by Henrik Ibsen
EXT: NEAR A MOUNTAIN TARN; THE GROUND IS SOFT AND MARSHY ROUND ABOUT. A STORM IS GATHERING.
Solvieg is close behind Ase.
(tossing about her arms, and tearing her hair)
All things are against me with wrathful might!
Heaven, and the waters, and the grisly mountains!
Fog-scuds from heaven roll down to bewilder him!
The treacherous waters are lurking to murder him!
The mountains would crush him with landslip and rift!-
And the people too! They're out after his life!
God knows they shan't have it! I can't bear to lose him!
Oh, the oaf! to think that the fiend should tempt him!
(Turning to Solveig)
Now isn't it clean unbelievable this?
He, that did nought but romance and tell lies;-
he, whose sole strength was the strength of his jaw;
he, that did never a stroke of true work;-
he-! Oh, a body could both cry and laugh!-
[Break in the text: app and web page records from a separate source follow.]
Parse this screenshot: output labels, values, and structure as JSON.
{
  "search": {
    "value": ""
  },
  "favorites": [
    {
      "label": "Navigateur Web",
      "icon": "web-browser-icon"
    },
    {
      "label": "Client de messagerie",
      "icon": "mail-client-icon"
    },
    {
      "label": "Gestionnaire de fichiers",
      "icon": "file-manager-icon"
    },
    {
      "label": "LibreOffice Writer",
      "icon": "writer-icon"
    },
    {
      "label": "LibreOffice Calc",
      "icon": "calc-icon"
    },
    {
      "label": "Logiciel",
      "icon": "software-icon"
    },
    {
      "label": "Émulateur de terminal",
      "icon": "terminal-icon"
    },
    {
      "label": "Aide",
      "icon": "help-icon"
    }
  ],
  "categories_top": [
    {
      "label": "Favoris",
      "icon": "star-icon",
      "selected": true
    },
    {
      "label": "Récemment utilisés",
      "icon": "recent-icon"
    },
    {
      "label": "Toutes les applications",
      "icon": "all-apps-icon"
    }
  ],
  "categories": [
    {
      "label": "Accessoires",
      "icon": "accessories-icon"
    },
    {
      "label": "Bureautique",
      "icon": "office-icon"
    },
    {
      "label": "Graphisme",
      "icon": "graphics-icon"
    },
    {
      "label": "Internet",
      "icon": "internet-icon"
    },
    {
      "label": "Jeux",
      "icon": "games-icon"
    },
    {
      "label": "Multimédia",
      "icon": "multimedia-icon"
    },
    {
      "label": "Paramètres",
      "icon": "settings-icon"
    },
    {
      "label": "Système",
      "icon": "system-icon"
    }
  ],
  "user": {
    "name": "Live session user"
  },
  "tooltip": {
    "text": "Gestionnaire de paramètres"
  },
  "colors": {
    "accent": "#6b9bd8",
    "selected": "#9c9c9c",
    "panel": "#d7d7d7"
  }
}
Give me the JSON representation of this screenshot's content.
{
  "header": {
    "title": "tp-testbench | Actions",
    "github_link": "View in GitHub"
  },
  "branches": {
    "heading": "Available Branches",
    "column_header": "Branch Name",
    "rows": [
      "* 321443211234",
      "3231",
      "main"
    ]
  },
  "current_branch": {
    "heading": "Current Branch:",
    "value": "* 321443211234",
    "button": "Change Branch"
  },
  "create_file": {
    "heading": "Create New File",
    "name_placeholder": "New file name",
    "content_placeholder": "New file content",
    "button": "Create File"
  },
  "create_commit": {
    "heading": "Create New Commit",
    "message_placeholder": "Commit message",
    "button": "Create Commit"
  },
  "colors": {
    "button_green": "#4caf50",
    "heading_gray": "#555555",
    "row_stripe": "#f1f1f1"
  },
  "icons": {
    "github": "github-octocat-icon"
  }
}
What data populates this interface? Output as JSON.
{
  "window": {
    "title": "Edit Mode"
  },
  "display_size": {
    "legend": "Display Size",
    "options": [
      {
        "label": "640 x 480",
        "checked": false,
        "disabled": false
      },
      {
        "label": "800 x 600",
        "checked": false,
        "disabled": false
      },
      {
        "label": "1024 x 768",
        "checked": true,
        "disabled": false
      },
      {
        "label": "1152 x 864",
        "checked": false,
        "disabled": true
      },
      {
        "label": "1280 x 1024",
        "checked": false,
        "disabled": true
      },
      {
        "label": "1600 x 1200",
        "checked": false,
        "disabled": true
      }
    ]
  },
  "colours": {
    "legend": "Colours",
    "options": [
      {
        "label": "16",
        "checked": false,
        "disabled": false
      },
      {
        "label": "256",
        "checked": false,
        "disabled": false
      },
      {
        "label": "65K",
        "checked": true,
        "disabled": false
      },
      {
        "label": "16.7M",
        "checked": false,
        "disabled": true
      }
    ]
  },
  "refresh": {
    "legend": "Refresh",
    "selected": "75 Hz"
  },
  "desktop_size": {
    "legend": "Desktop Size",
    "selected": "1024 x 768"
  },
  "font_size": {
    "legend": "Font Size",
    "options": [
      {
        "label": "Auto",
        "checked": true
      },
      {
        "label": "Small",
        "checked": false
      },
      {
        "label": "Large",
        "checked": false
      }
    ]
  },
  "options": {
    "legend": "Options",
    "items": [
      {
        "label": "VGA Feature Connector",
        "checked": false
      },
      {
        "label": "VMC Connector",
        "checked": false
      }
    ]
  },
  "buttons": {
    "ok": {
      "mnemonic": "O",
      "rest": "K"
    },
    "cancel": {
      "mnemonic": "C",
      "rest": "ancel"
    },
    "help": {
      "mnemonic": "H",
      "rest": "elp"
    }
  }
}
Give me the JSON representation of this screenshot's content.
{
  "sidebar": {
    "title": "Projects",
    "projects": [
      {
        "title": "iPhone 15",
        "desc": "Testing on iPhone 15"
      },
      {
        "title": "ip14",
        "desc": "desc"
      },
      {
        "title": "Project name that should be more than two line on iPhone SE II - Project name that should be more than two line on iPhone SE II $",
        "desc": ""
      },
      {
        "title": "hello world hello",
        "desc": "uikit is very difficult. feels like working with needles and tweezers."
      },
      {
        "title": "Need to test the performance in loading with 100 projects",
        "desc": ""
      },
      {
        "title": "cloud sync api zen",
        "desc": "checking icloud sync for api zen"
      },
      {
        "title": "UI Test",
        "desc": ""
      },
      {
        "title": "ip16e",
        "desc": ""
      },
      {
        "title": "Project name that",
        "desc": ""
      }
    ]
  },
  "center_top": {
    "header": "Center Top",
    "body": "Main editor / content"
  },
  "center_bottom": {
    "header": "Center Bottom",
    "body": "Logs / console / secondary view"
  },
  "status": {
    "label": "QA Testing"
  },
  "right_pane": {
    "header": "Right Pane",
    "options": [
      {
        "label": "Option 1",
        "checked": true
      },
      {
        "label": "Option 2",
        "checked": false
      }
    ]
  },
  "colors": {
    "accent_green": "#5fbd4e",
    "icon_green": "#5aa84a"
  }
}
Oh, we clung closely in sorrow and need.
Ay, you must know that my husband, he drank,
loafed round the parish to roister and prate,
wasted and trampled our gear under foot.
And meanwhile at home there sat Peerkin and I-
the best we could do was to try to forget;
for ever I've found it so hard to bear up.
It's a terrible thing to look fate in the eyes;
and of course one is glad to be quit of one's cares,
and try all one can to keep thought far away.
Some take to brandy, and others to lies;
and we-why we took to fairy-tales
of princes and trolls and of all sorts of beasts;
and of bride-rapes as well. Ah, but who could
have dreamt that those devil's yarns would have stuck in his head?